• INFORMATION PROVIDED
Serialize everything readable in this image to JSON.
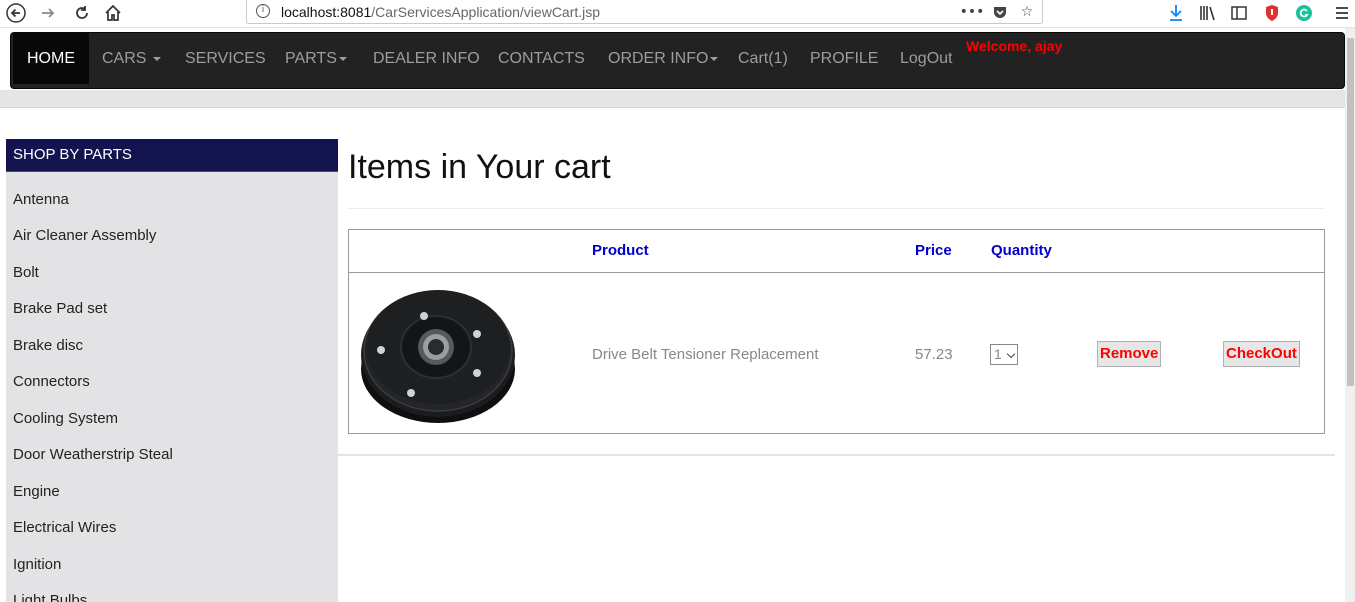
{
  "browser": {
    "url_host": "localhost:8081",
    "url_path": "/CarServicesApplication/viewCart.jsp"
  },
  "navbar": {
    "items": [
      {
        "label": "HOME",
        "active": true
      },
      {
        "label": "CARS",
        "caret": true
      },
      {
        "label": "SERVICES"
      },
      {
        "label": "PARTS",
        "caret": true
      },
      {
        "label": "DEALER INFO"
      },
      {
        "label": "CONTACTS"
      },
      {
        "label": "ORDER INFO",
        "caret": true
      },
      {
        "label": "Cart(1)"
      },
      {
        "label": "PROFILE"
      },
      {
        "label": "LogOut"
      }
    ],
    "welcome": "Welcome, ajay"
  },
  "sidebar": {
    "title": "SHOP BY PARTS",
    "items": [
      "Antenna",
      "Air Cleaner Assembly",
      "Bolt",
      "Brake Pad set",
      "Brake disc",
      "Connectors",
      "Cooling System",
      "Door Weatherstrip Steal",
      "Engine",
      "Electrical Wires",
      "Ignition",
      "Light Bulbs"
    ]
  },
  "main": {
    "title": "Items in Your cart",
    "table": {
      "headers": {
        "product": "Product",
        "price": "Price",
        "quantity": "Quantity"
      },
      "rows": [
        {
          "product": "Drive Belt Tensioner Replacement",
          "price": "57.23",
          "quantity": "1",
          "remove_label": "Remove",
          "checkout_label": "CheckOut"
        }
      ]
    }
  },
  "colors": {
    "navbar_bg": "#222222",
    "sidebar_head_bg": "#13134f",
    "header_text": "#0000cc",
    "accent_red": "#ff0000"
  }
}
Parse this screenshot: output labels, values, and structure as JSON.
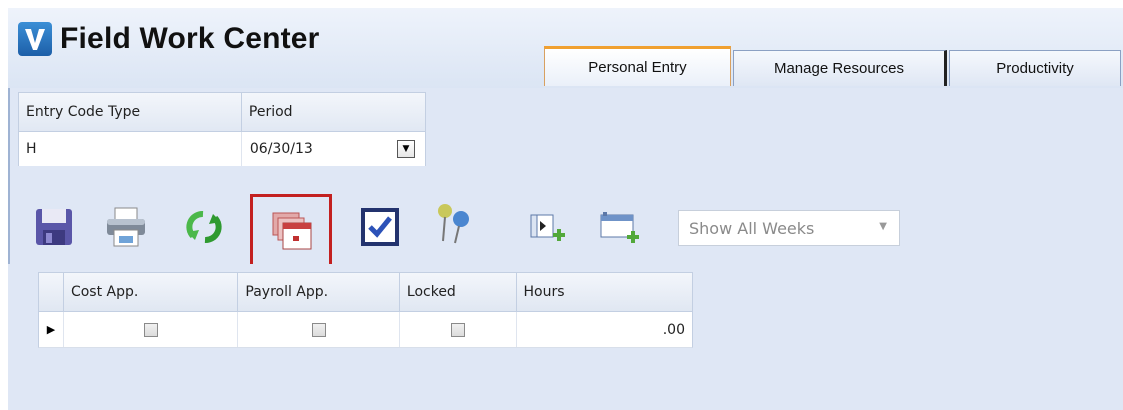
{
  "app": {
    "title": "Field Work Center",
    "logo_letter": "V"
  },
  "tabs": [
    {
      "label": "Personal Entry",
      "active": true
    },
    {
      "label": "Manage Resources",
      "active": false
    },
    {
      "label": "Productivity",
      "active": false
    }
  ],
  "filters": {
    "headers": [
      "Entry Code Type",
      "Period"
    ],
    "entry_code_type": "H",
    "period": "06/30/13"
  },
  "toolbar": {
    "icons": [
      "save-icon",
      "print-icon",
      "refresh-icon",
      "calendar-icon",
      "checkmark-icon",
      "pushpin-icon",
      "add-column-icon",
      "add-row-icon"
    ],
    "highlighted": "calendar-icon",
    "weeks_select": {
      "value": "Show All Weeks"
    }
  },
  "grid": {
    "columns": [
      "Cost App.",
      "Payroll App.",
      "Locked",
      "Hours"
    ],
    "rows": [
      {
        "cost_app": false,
        "payroll_app": false,
        "locked": false,
        "hours": ".00"
      }
    ]
  },
  "colors": {
    "accent_tab": "#f0a030",
    "highlight_border": "#c32020",
    "panel_bg": "#dfe7f5"
  }
}
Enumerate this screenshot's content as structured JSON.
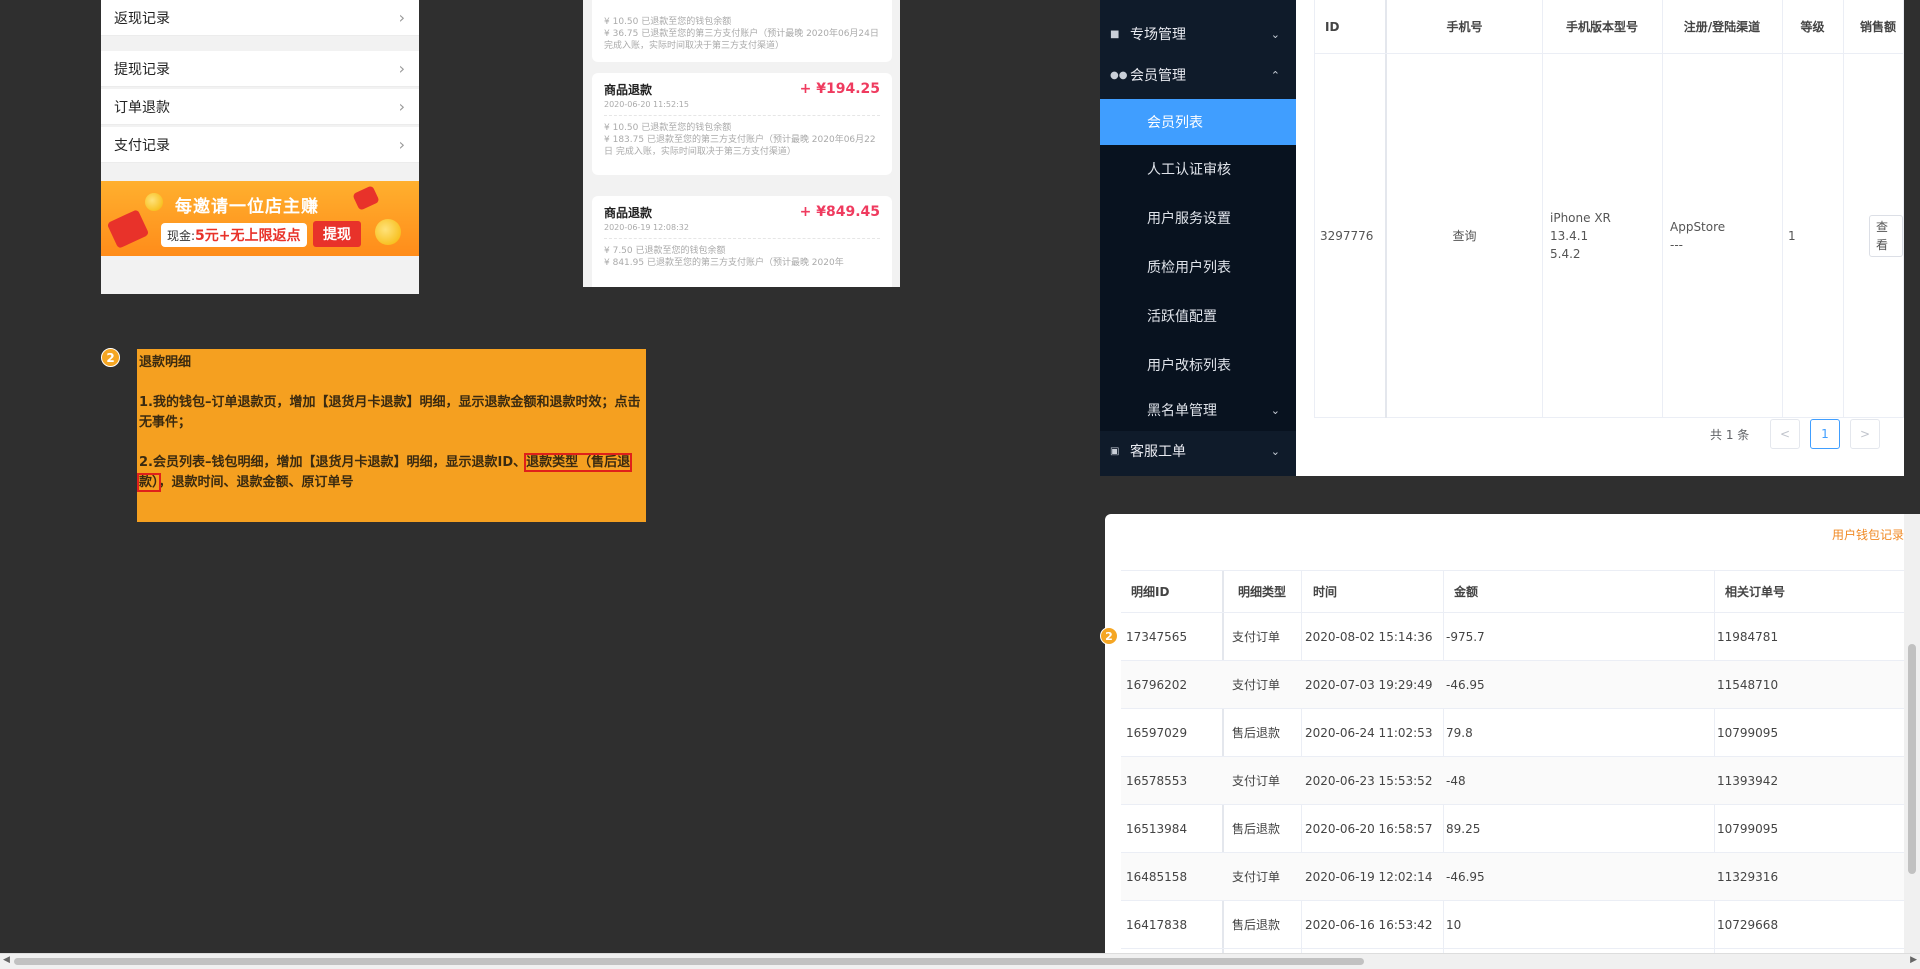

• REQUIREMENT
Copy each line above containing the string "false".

• FINAL ANSWER
      "active": false
      "active": false
        "cost_app": false,
        "payroll_app": false,
        "locked": false,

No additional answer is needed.